It was gloriously sunny one the walk up the coast, the sky filled with fluffy white clouds, and a cool breeze coming off of the sea. While we were eating lunch by the Meare Lake, the sky suddenly clouded over and we had a few spots of rain. We waited for a little while for it to blow over, and then took out some rowing boats.

Ours was a sunshine yellow called Trudi. This year, unlike last year I managed to get into the boat without stressing out. We took it in turns rowing, and Jessica helped for a little while. We rowed further than we have before, making it to a little White Castle-fort-folly before we had to turn around and head back.

There is a pub just a few houses down from our little cottage which has a wood fired pizza oven, so we had an early dinner of fennel sausage and caramelised onion pizza before coming back to the cottage to settle the children to sleep (we are here with our godchildren and their parents).

There is so much more that I haven’t said, all the little details and fragments which seem so insignificant to describe but hold more than their weight in meaning. Wild poppies shivering in the breeze. A weathervane, a bedroom balcony door open overlooking the sea. If I am ever ill, promise me you will bring me here to recuperate. Bees drowsing amongst the lavender. The names of the cottages. The back garden of the bookshop. The pebbles, the overgrown house. They jumble together and make the fabric of the feel of here

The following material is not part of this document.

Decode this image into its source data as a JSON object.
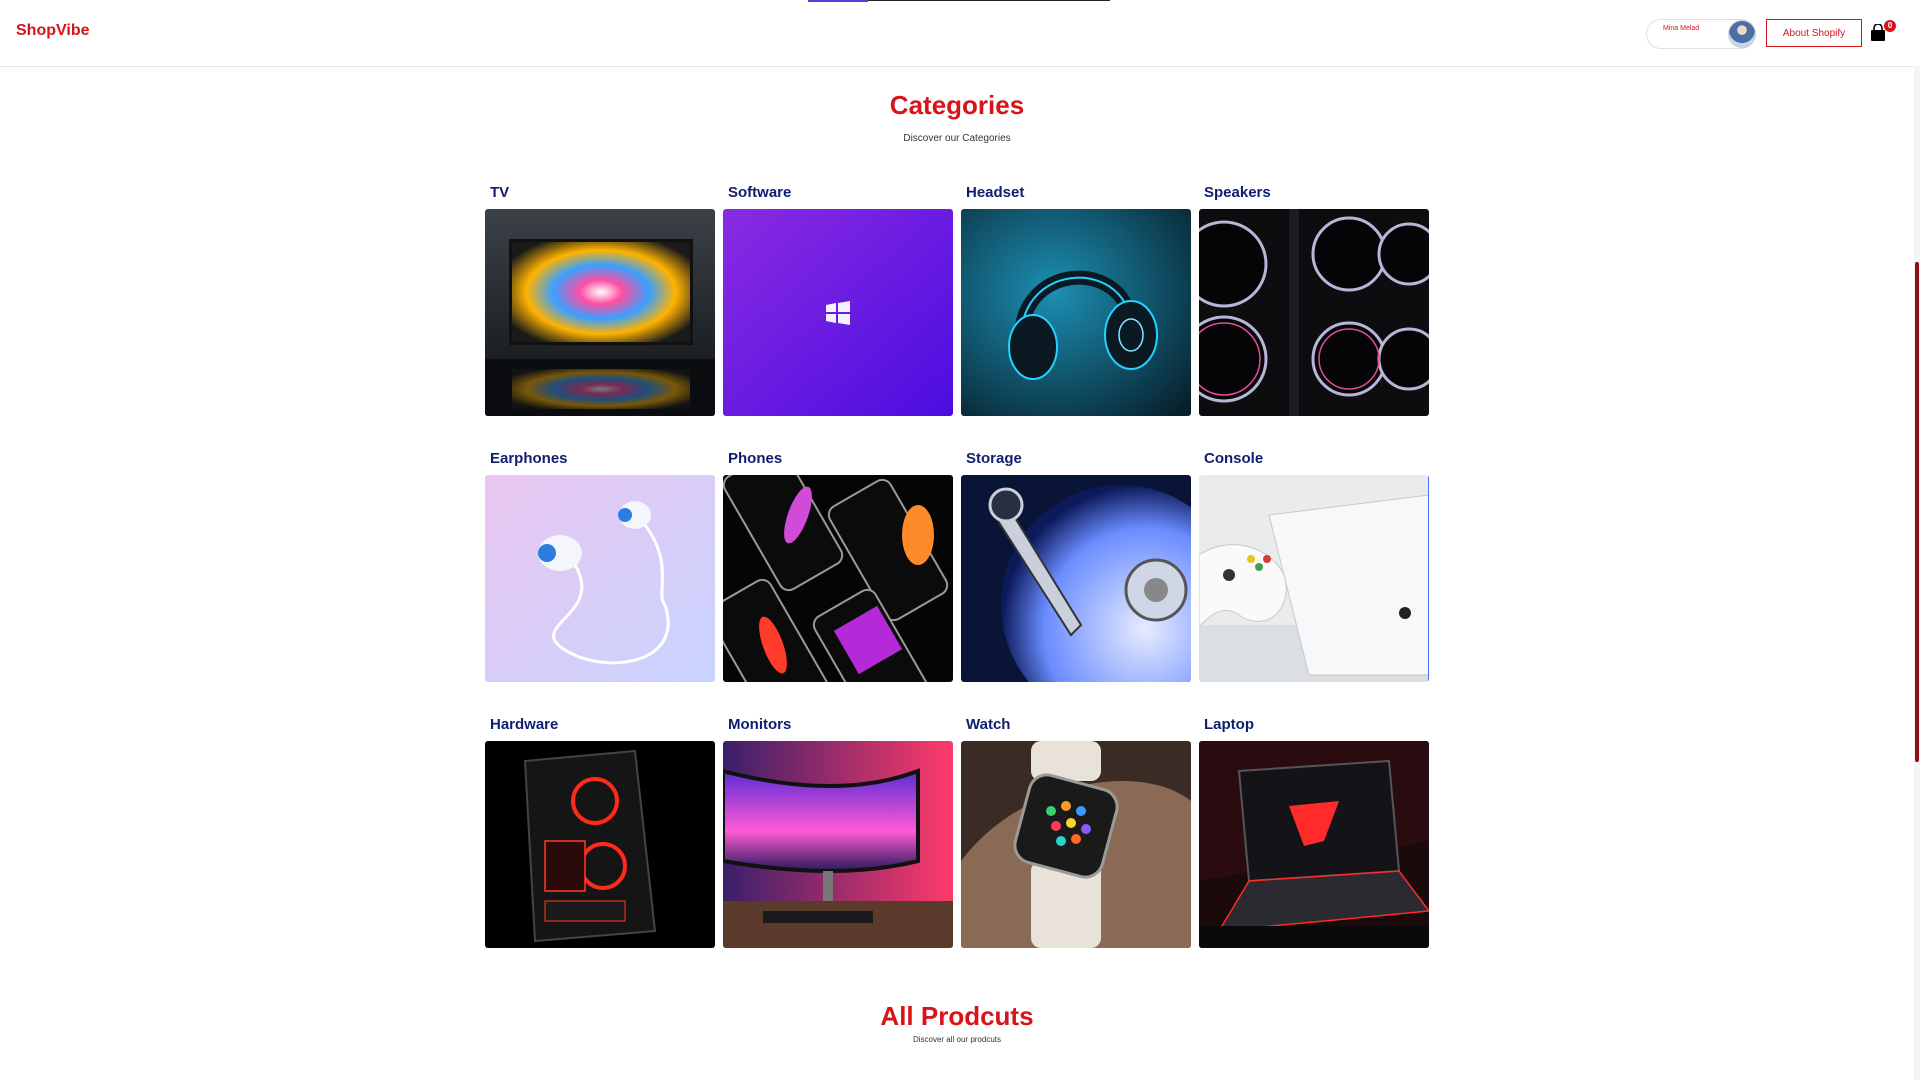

When I am home, I will sort out my photos to share with you. But for now, I am sipping a gin and tonic, contemplating some crochet, and thinking about all the delights yet to come.

A Postcard From Aldeburgh

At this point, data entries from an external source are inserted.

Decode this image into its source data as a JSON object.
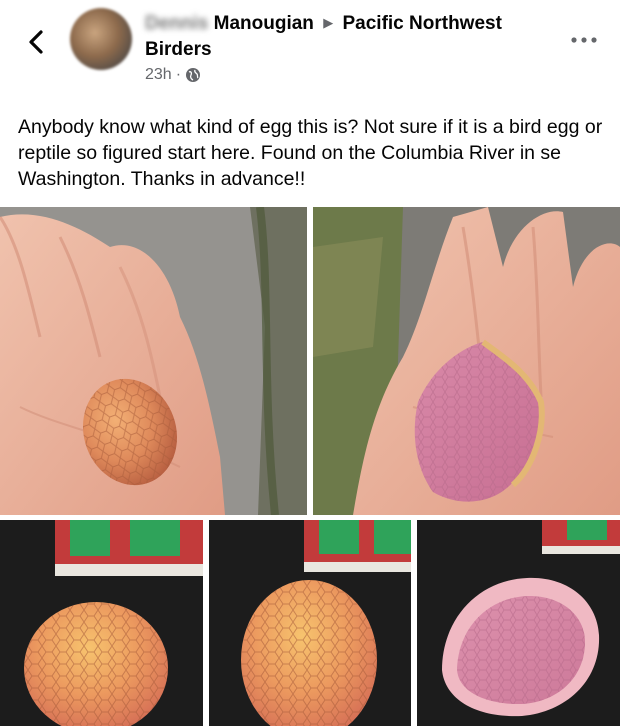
{
  "header": {
    "author_blurred": "Dennis",
    "author_last": "Manougian",
    "group": "Pacific Northwest Birders",
    "time": "23h",
    "separator": "·",
    "icons": [
      "back-chevron-icon",
      "globe-icon",
      "more-dots-icon"
    ]
  },
  "post": {
    "text": "Anybody know what kind of egg this is?  Not sure if it is a bird egg or reptile so figured start here.  Found on the Columbia River in  se Washington.  Thanks in advance!!"
  },
  "photos": [
    {
      "subject": "whole egg in palm"
    },
    {
      "subject": "broken eggshell in palm"
    },
    {
      "subject": "egg close-up"
    },
    {
      "subject": "egg close-up"
    },
    {
      "subject": "eggshell half"
    }
  ],
  "colors": {
    "text": "#050505",
    "meta": "#65676b",
    "egg": "#e6925c",
    "shell_pink": "#e7a3b9"
  }
}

So, here we are in Aldeburgh. My soul settles here. We started off early and arrived by 10:00am. It was glorious, my favourite kind of weather. Warm enough that you don’t feel chilled, but just enough edge to the wind to find a cardigan comfortable rather than needful. A good gusting wind coming straight off the sea, choppy waves, and brooding clouds which suddenly part to allow the sunshine to beam through.

There are so many little things to pin down on the page and save to think on later. The hollyhocks growing on the edge between the path and the pebbles beach. The different coloured houses, the latticework gates, the chimneys and windows. Oh, it is beautiful here. It is at once restful on the eye because it is beautiful, and stimulating as there is so much to see.

We walked on the pebbley beach today, and were first in the queue when the Icecream shop opened. Jessica’s eyes sparkled at the sight if so many to choose from. Then I had a solo walk up to the bookshop, as I wanted white acrylic paint and a fine paintbrush (although a bookshop, it has a good small section for art materials). 

They put my purchases in a paper bag, which for some reason made me think of my Gran. Then I went and found Carl and Jessica, and sat painting pebbles on the beach. Jessica chose them, and I painted them. I did stones with letters spelling out (at her request) ‘jessica’ ‘mummy’ and ‘daddy’ and then I did a myriad of feathers, flowers, spots, striped and doodles.

I laid them all out, and took some photos. Jessica chose one to bring back home, and we left the others there as treasure for whoever might find them. Perhaps the sea got there first, or perhaps someone else found them and took one home.

On the walk back to the cottage, we saw Robert Peston…twice! Then fish and chips at home, and cups of tea. I sat in an armchair in the window crocheting a pair of bunny slippers for my niece. My eyelids heavy, I assumed we must have burned the midnight oil…but it was hardly half past ten.

So just time to send this postcard of sorts, and wish you all a good night,